A researcher who valued the social reform outlet of teaching, Dewey has prescribed 3 attitudes a teacher must possess in his or her reflective practice. They are openmindedness, responsibility and wholeheartedness (Dewey, 1933).
But what are the vital questions we should ask ourselves in order to achieve a higher sense of thinking in this regard? Consider the following:
- Do you think about who may be affected or offended by your activities in the classroom?
- Do you bother to be sensitive enough to your non-believing students?
- Do you question gender profiling, inequality of racial representation, stereotypes, language discrimination and other socially relevant issues as possible biases in applicable contexts in your content?
- Do you inquire and interrogate texts on what could else be considered normative ideologies?
- Do you take the time to look up other resources to explain multi-raciality, religion and other idea variants when your material lacks exposure of the other sides?
- Do you encourage debates and peer learning that examine the topics and ideas shared, even of your own? Can you take students’ critiques and be humble enough to remain level- headed when others are critical?

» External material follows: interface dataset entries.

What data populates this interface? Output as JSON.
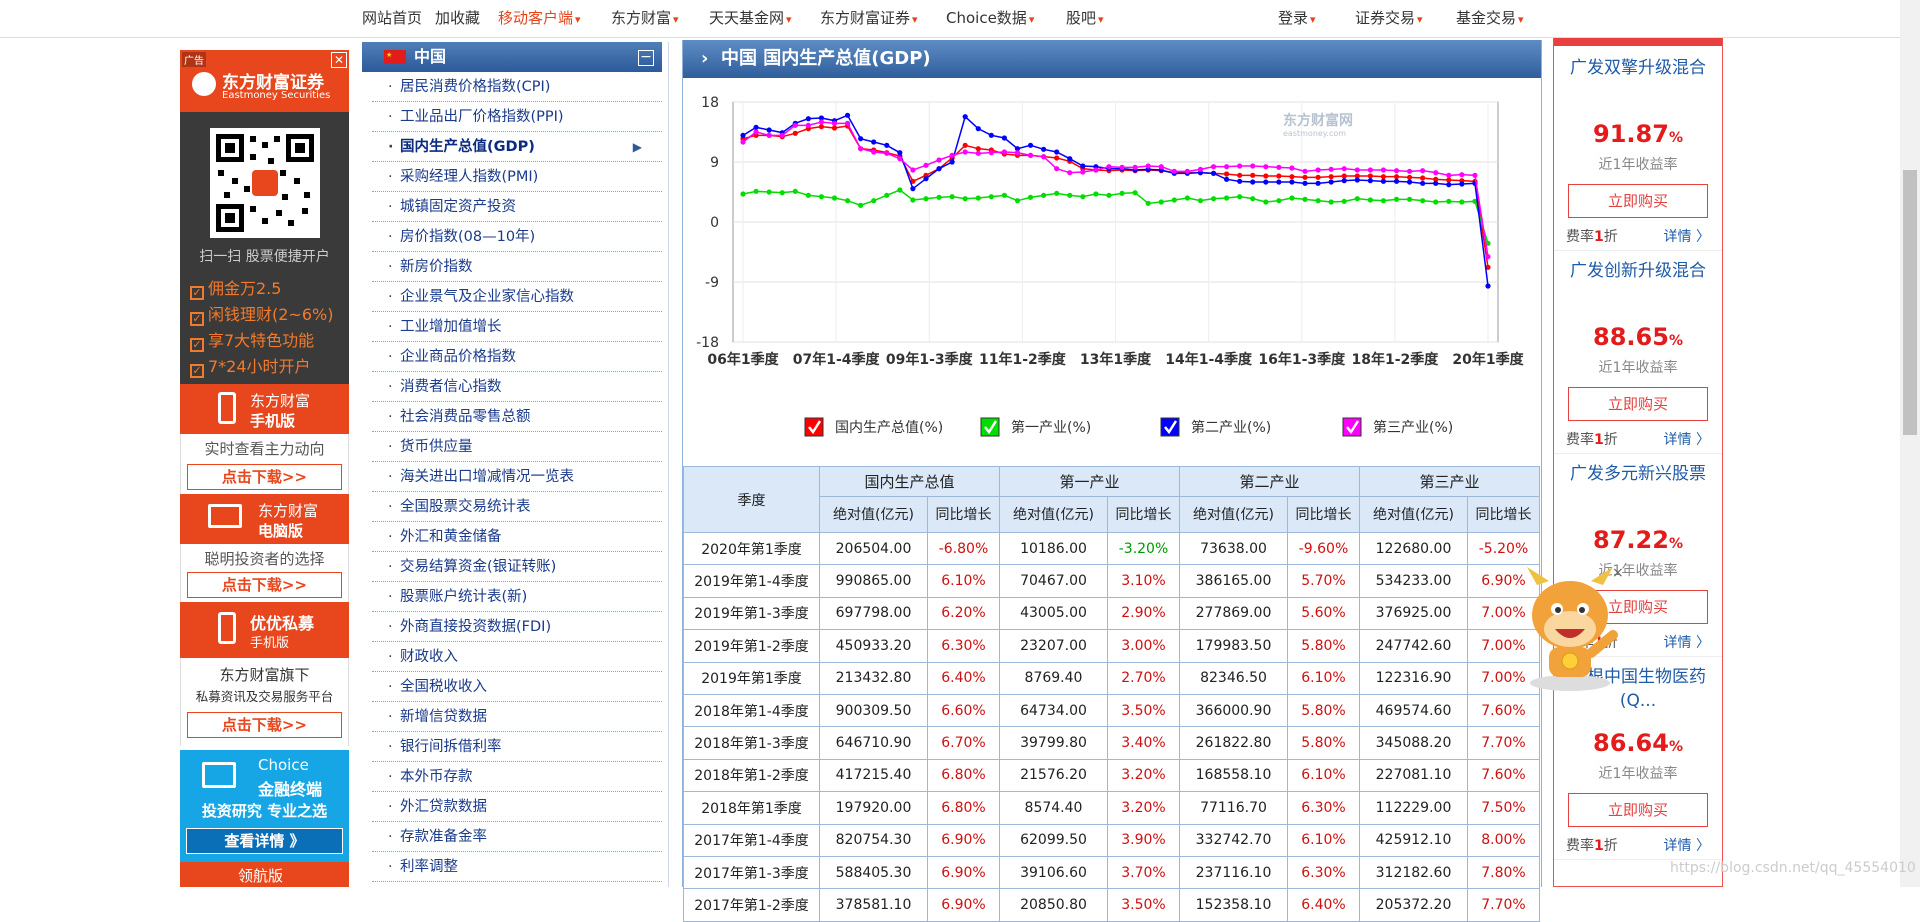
{
  "topnav": {
    "items": [
      {
        "label": "网站首页",
        "caret": false,
        "hot": false,
        "x": 362
      },
      {
        "label": "加收藏",
        "caret": false,
        "hot": false,
        "x": 435
      },
      {
        "label": "移动客户端",
        "caret": true,
        "hot": true,
        "x": 498
      },
      {
        "label": "东方财富",
        "caret": true,
        "hot": false,
        "x": 611
      },
      {
        "label": "天天基金网",
        "caret": true,
        "hot": false,
        "x": 709
      },
      {
        "label": "东方财富证券",
        "caret": true,
        "hot": false,
        "x": 820
      },
      {
        "label": "Choice数据",
        "caret": true,
        "hot": false,
        "x": 946
      },
      {
        "label": "股吧",
        "caret": true,
        "hot": false,
        "x": 1066
      },
      {
        "label": "登录",
        "caret": true,
        "hot": false,
        "x": 1278
      },
      {
        "label": "证券交易",
        "caret": true,
        "hot": false,
        "x": 1355
      },
      {
        "label": "基金交易",
        "caret": true,
        "hot": false,
        "x": 1456
      }
    ]
  },
  "left_ad": {
    "tag": "广告",
    "brand": "东方财富证券",
    "brand_en": "Eastmoney Securities",
    "scan_text": "扫一扫 股票便捷开户",
    "features": [
      "佣金万2.5",
      "闲钱理财(2~6%)",
      "享7大特色功能",
      "7*24小时开户"
    ],
    "mobile_title": "东方财富",
    "mobile_sub": "手机版",
    "mobile_slogan": "实时查看主力动向",
    "download": "点击下载>>",
    "pc_title": "东方财富",
    "pc_sub": "电脑版",
    "pc_slogan": "聪明投资者的选择",
    "private_title": "优优私募",
    "private_sub": "手机版",
    "private_slogan1": "东方财富旗下",
    "private_slogan2": "私募资讯及交易服务平台",
    "choice_title": "Choice",
    "choice_sub": "金融终端",
    "choice_slogan": "投资研究 专业之选",
    "choice_btn": "查看详情 》",
    "bottom": "领航版"
  },
  "menu": {
    "header": "中国",
    "items": [
      "居民消费价格指数(CPI)",
      "工业品出厂价格指数(PPI)",
      "国内生产总值(GDP)",
      "采购经理人指数(PMI)",
      "城镇固定资产投资",
      "房价指数(08—10年)",
      "新房价指数",
      "企业景气及企业家信心指数",
      "工业增加值增长",
      "企业商品价格指数",
      "消费者信心指数",
      "社会消费品零售总额",
      "货币供应量",
      "海关进出口增减情况一览表",
      "全国股票交易统计表",
      "外汇和黄金储备",
      "交易结算资金(银证转账)",
      "股票账户统计表(新)",
      "外商直接投资数据(FDI)",
      "财政收入",
      "全国税收收入",
      "新增信贷数据",
      "银行间拆借利率",
      "本外币存款",
      "外汇贷款数据",
      "存款准备金率",
      "利率调整"
    ],
    "active": 2
  },
  "content": {
    "title": "中国 国内生产总值(GDP)",
    "chart_logo": "东方财富网",
    "chart_logo_en": "eastmoney.com"
  },
  "chart_data": {
    "type": "line",
    "ylim": [
      -18,
      18
    ],
    "yticks": [
      18,
      9,
      0,
      -9,
      -18
    ],
    "xticks": [
      "06年1季度",
      "07年1-4季度",
      "09年1-3季度",
      "11年1-2季度",
      "13年1季度",
      "14年1-4季度",
      "16年1-3季度",
      "18年1-2季度",
      "20年1季度"
    ],
    "grid": true,
    "legend_position": "bottom",
    "series": [
      {
        "name": "国内生产总值(%)",
        "color": "#ff0000",
        "values": [
          12.5,
          13,
          13,
          12.8,
          13.3,
          14,
          14.3,
          14.1,
          14.4,
          11,
          10.8,
          10.4,
          9.9,
          6.1,
          7,
          8,
          9.6,
          11.5,
          11,
          10.8,
          10.2,
          10,
          10,
          9.8,
          9.6,
          9.1,
          8,
          7.8,
          7.7,
          7.8,
          7.7,
          7.8,
          7.7,
          7.4,
          7.4,
          7.4,
          7.3,
          7.2,
          7,
          7,
          6.9,
          6.9,
          6.8,
          6.7,
          6.7,
          6.8,
          6.9,
          6.9,
          6.9,
          6.8,
          6.8,
          6.7,
          6.6,
          6.4,
          6.3,
          6.2,
          6.1,
          -6.8
        ]
      },
      {
        "name": "第一产业(%)",
        "color": "#00dd00",
        "values": [
          4.2,
          4.6,
          4.5,
          4.4,
          4.6,
          4,
          3.8,
          3.6,
          3.2,
          2.5,
          3.2,
          4,
          4.8,
          3.3,
          3.5,
          3.7,
          3.8,
          3.5,
          3.6,
          3.8,
          4,
          3.2,
          3.7,
          4,
          4.3,
          4,
          3.8,
          4.2,
          4,
          4.3,
          4.4,
          2.8,
          3,
          3.3,
          3.6,
          3.2,
          3.5,
          3.6,
          3.8,
          3.5,
          3,
          3.2,
          3.6,
          3.4,
          3.2,
          3,
          3.1,
          3.5,
          3.3,
          3.2,
          3.4,
          3.4,
          3.2,
          3,
          3.1,
          3,
          3.1,
          -3.2
        ]
      },
      {
        "name": "第二产业(%)",
        "color": "#0000ff",
        "values": [
          13,
          14.2,
          13.8,
          13.4,
          14.8,
          15.5,
          15.6,
          15.2,
          16,
          12.5,
          12,
          11.5,
          10.4,
          5,
          6.5,
          8,
          9,
          15.8,
          14,
          13,
          12.6,
          11,
          11.5,
          10.9,
          10.5,
          9.5,
          8.4,
          8.3,
          8,
          8,
          7.8,
          7.9,
          7.8,
          7.3,
          7.3,
          7.4,
          7.3,
          6.4,
          6.1,
          6,
          6,
          6,
          6,
          5.8,
          5.8,
          6,
          6.2,
          6.3,
          6.2,
          6.1,
          6.1,
          6,
          5.8,
          5.8,
          5.6,
          5.7,
          5.8,
          -9.6
        ]
      },
      {
        "name": "第三产业(%)",
        "color": "#ff00ff",
        "values": [
          12,
          13.5,
          13,
          13,
          14.5,
          14.5,
          15,
          14.8,
          14.8,
          11,
          10.5,
          10.3,
          9.5,
          7.8,
          8.5,
          9.3,
          10,
          10.5,
          10.3,
          10.4,
          10.5,
          10.4,
          10,
          9.8,
          8,
          7.4,
          7.5,
          7.8,
          8.3,
          8.2,
          8.2,
          8.4,
          8.3,
          7.6,
          7.6,
          7.9,
          8.3,
          8.3,
          8.4,
          8.4,
          8.3,
          8.2,
          8.1,
          7.6,
          7.8,
          7.9,
          8,
          7.8,
          7.8,
          7.8,
          7.7,
          7.6,
          7.7,
          7.4,
          7,
          7.1,
          7,
          -5.2
        ]
      }
    ]
  },
  "table": {
    "header_quarter": "季度",
    "groups": [
      "国内生产总值",
      "第一产业",
      "第二产业",
      "第三产业"
    ],
    "sub_abs": "绝对值(亿元)",
    "sub_pct": "同比增长",
    "rows": [
      [
        "2020年第1季度",
        "206504.00",
        "-6.80%",
        "10186.00",
        "-3.20%",
        "73638.00",
        "-9.60%",
        "122680.00",
        "-5.20%"
      ],
      [
        "2019年第1-4季度",
        "990865.00",
        "6.10%",
        "70467.00",
        "3.10%",
        "386165.00",
        "5.70%",
        "534233.00",
        "6.90%"
      ],
      [
        "2019年第1-3季度",
        "697798.00",
        "6.20%",
        "43005.00",
        "2.90%",
        "277869.00",
        "5.60%",
        "376925.00",
        "7.00%"
      ],
      [
        "2019年第1-2季度",
        "450933.20",
        "6.30%",
        "23207.00",
        "3.00%",
        "179983.50",
        "5.80%",
        "247742.60",
        "7.00%"
      ],
      [
        "2019年第1季度",
        "213432.80",
        "6.40%",
        "8769.40",
        "2.70%",
        "82346.50",
        "6.10%",
        "122316.90",
        "7.00%"
      ],
      [
        "2018年第1-4季度",
        "900309.50",
        "6.60%",
        "64734.00",
        "3.50%",
        "366000.90",
        "5.80%",
        "469574.60",
        "7.60%"
      ],
      [
        "2018年第1-3季度",
        "646710.90",
        "6.70%",
        "39799.80",
        "3.40%",
        "261822.80",
        "5.80%",
        "345088.20",
        "7.70%"
      ],
      [
        "2018年第1-2季度",
        "417215.40",
        "6.80%",
        "21576.20",
        "3.20%",
        "168558.10",
        "6.10%",
        "227081.10",
        "7.60%"
      ],
      [
        "2018年第1季度",
        "197920.00",
        "6.80%",
        "8574.40",
        "3.20%",
        "77116.70",
        "6.30%",
        "112229.00",
        "7.50%"
      ],
      [
        "2017年第1-4季度",
        "820754.30",
        "6.90%",
        "62099.50",
        "3.90%",
        "332742.70",
        "6.10%",
        "425912.10",
        "8.00%"
      ],
      [
        "2017年第1-3季度",
        "588405.30",
        "6.90%",
        "39106.60",
        "3.70%",
        "237116.10",
        "6.30%",
        "312182.60",
        "7.80%"
      ],
      [
        "2017年第1-2季度",
        "378581.10",
        "6.90%",
        "20850.80",
        "3.50%",
        "152358.10",
        "6.40%",
        "205372.20",
        "7.70%"
      ]
    ]
  },
  "right_ad": {
    "funds": [
      {
        "name": "广发双擎升级混合",
        "value": "91.87",
        "unit": "%",
        "label": "近1年收益率",
        "btn": "立即购买",
        "fee_pre": "费率",
        "fee_num": "1",
        "fee_post": "折",
        "detail": "详情 〉"
      },
      {
        "name": "广发创新升级混合",
        "value": "88.65",
        "unit": "%",
        "label": "近1年收益率",
        "btn": "立即购买",
        "fee_pre": "费率",
        "fee_num": "1",
        "fee_post": "折",
        "detail": "详情 〉"
      },
      {
        "name": "广发多元新兴股票",
        "value": "87.22",
        "unit": "%",
        "label": "近1年收益率",
        "btn": "立即购买",
        "fee_pre": "费率",
        "fee_num": "1",
        "fee_post": "折",
        "detail": "详情 〉"
      },
      {
        "name": "摩根中国生物医药(Q...",
        "value": "86.64",
        "unit": "%",
        "label": "近1年收益率",
        "btn": "立即购买",
        "fee_pre": "费率",
        "fee_num": "1",
        "fee_post": "折",
        "detail": "详情 〉"
      }
    ]
  },
  "watermark": "https://blog.csdn.net/qq_45554010"
}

- Do you harbor fear of making mistakes in front of your students? Or are you able to bounce back with grace and be able to own that mistake with a thorough and salient answer?
- Do you accept that this profession is public service?
- Do you acknowledge that teaching is never a self- serving practice?
- Is it important to you to cater to others needs first before your own? Are you clear on who and what should teachers prioritize?
- Are you committed to selfless service to all students, no matter who, where or in what surroundings?
Teaching is not a one size fits all practice as we have learned in the previous modules. Because of this, it will easier to see that different contexts, different scenarios, different students and different cultures will invariably prove that correct teaching cannot be prescribed. But if there is one thing that can be prescribed in the profession, it is reflective practice. It is more than professional, and it teaches us respect, and other desirable personality traits universally useful for a progressive self.
Grant, C.A and Zeichner, K. M. (1984). On becoming a reflective teacher. In Preparing for Reflective Teaching (pp. 103-114). Retrieved from http://www.wou.edu/~girodm/foundations/Grant_and_Zeichner.pdf